The immune system is made up of specialised cells, proteins, tissues and organs that defend people against germs (bacteria, fungi, viruses, parasites, toxins, pollution) and some types of cancer. It works to prevent infection and keep people healthy.
Immunodeficiency (or immune deficiency) is where the immune system’s ability to fight infections is weakened or entirely absent. Any deficit in the immune system can lead to frequent, prolonged or unusual infections and illness.
A person who has an immunodeficiency of any kind can sometimes be referred to as being immunocompromised or having a weakened immune system.
There are two types of immunodeficiency:
Primary immunodeficiency (PID) are mainly genetic disorders. Most people with PID are born with the condition. Over 450 different PID conditions have now been identified and over 5,000 people in the UK are known to have a PID.
Secondary immunodeficiency (SID) occurs when the immune system is weakened by another treatment or illness. SID is much more common as a health condition than PID. There are many potential causes of SID but the most common examples are blood or bone marrow disorders, drugs (medicines) and treatment for cancer. Some cancers can be responsible for SID, too.

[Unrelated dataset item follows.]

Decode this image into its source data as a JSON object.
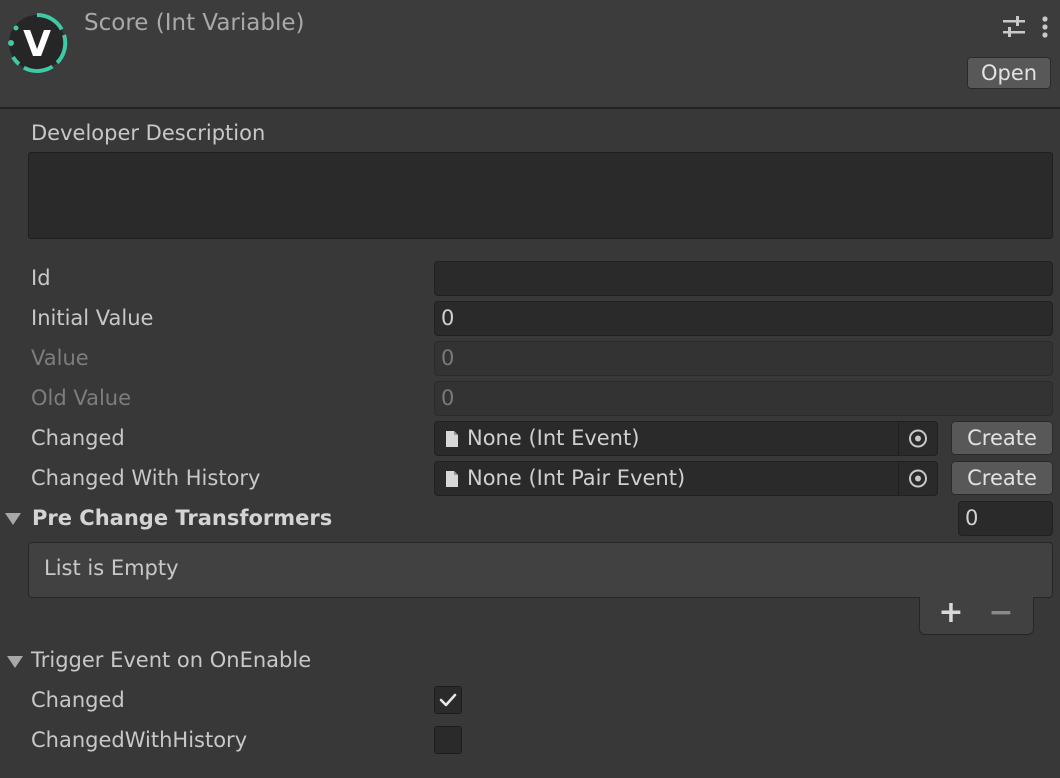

Although HIV infection is a cause of SID, this is usually treated as a separate problem, and it is often something that doctors wish to exclude before considering other causes for primary or secondary immunodeficiency.

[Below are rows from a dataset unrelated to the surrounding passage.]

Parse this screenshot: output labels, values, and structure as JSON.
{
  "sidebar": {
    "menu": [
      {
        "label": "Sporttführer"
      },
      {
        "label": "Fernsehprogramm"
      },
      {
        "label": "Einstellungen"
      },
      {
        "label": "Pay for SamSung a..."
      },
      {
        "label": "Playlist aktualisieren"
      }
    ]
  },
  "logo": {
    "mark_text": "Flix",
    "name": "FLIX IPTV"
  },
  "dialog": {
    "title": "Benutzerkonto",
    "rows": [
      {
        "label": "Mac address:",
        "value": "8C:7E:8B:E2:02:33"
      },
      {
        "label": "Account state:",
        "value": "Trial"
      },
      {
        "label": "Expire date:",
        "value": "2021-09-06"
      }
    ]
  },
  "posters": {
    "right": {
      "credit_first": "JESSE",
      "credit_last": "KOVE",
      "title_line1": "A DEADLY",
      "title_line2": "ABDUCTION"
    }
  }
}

This section gives you information about PID and SID, including diagnosis, treatments, advice on keeping well and patient stories.